Many of the so termed “Western” modalities are often extremely effective in managing and, in some cases, eliminating certain experiences and types of pain. These modalities, however, often carry significant side effects and risks and therefore must be incorporated intelligently and judiciously in order to not cause further harm to a person’s self-healing capacity which may already be impaired either by a disease process or by pain itself. Western medicine can be extremely effective in the treatment of short term pain. Its modalities are far less effective and frequently carry definite risks in the treatment of complicated and chronic pain problems. So called “Eastern” modalities are often far less harmful and the Eastern approaches often have more to offer in the promotion of health and well being.
On the Pain Management Forum for CRNAs, hypnosis as treatment of pain was discussed, would you share your view of hypnosis or other brain/consciousness approaches to pain management?
Yes. On the bottom line of human life all is energy and awareness, or consciousness. Penetrate this for yourself. Keep going and going and going until you get to the very bottom and this is what you will find. The ultimate (if we use that term in its most accurate sense) treatment of all suffering is to treat at this depth, the level of consciousness. One, however, cannot treat at this level unless they themselves are there and can experience it – are awake to it. Otherwise, it will make no sense. Additionally, of course, a patient must be at a level where they are receptive to this type of input.
How do you foresee the economic future of pain management developing for CRNA pain practitioners and what should CRNAs be doing to ensure this development?
We are at a crossroads. Unless many CRNAs wake up and see – really see! – and embrace that anesthesiology is itself pain management, CRNAs will be relegated to a type of operating room technician. Not that there is anything wrong with those who hold the title of “operating room technician”; this is not at all a judgment about those who function extremely well in this capacity.

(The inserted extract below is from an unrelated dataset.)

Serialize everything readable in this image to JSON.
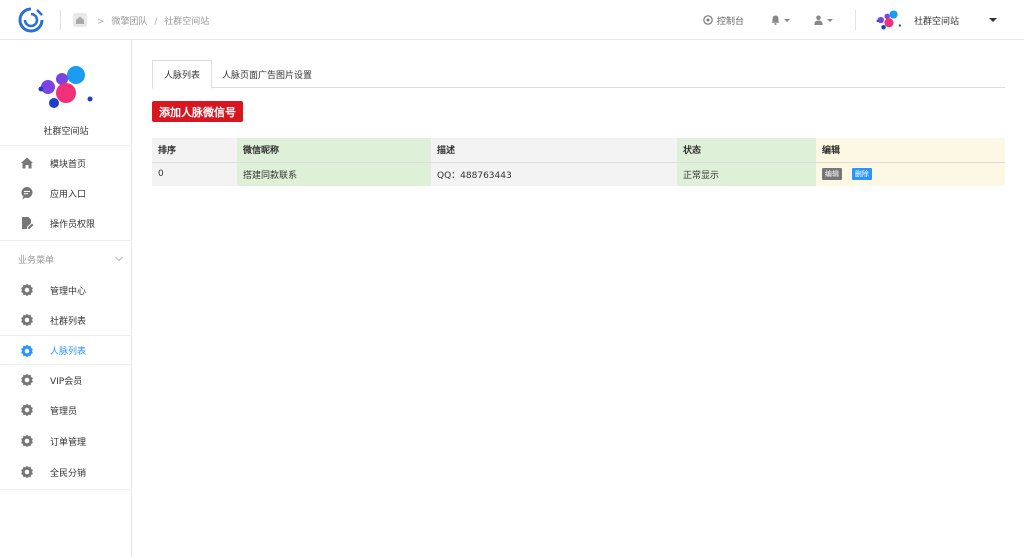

It simply means that we will have lost a true professional identity. Human pain management is much broader than the operating room, obstetrical theatre or areas where sedation is administered. When we see and embrace that on a large scale we will assume our rightful place as true pain specialists. This remains to be seen.
What advice would you offer for those CRNAs that have an interest pursuing pain management?
I would say that they must fundamentally see themselves as a specialist in pain. This must be their internal professional identity. Then one must get thorough training in both diagnosis and treatment.
The NAPES seminars have been very well received, but nothing offers the depth and hands-on experience that you provided with your CRNA pain management rotations in the 1990’s. How do you envision formal CRNA pain management evolving over the next decade, first ideally and then realistically?
Yes, you are correct. The NAPES seminars have been very well received and the three of us who have served as faculty have thoroughly enjoyed all of them.
Ideally I would like to see a formal comprehensive pain fellowship for CRNAs developed through a large hospital based integrative medicine facility where CRNAs would be trained and acquire skills in comprehensive pain diagnosis and treatment. Realistically – if we can successfully move beyond the crossroad point that we are at – I envision more of a distance learning and multiple clinical site experience all coordinated by CRNAs, and hopefully certain select physicians, who are all experts in pain management.
Thank you very much, Jeremiah. Your contribution to nurse anesthesia and in particular pain management is an inspiration to all of us.
You’re welcome! •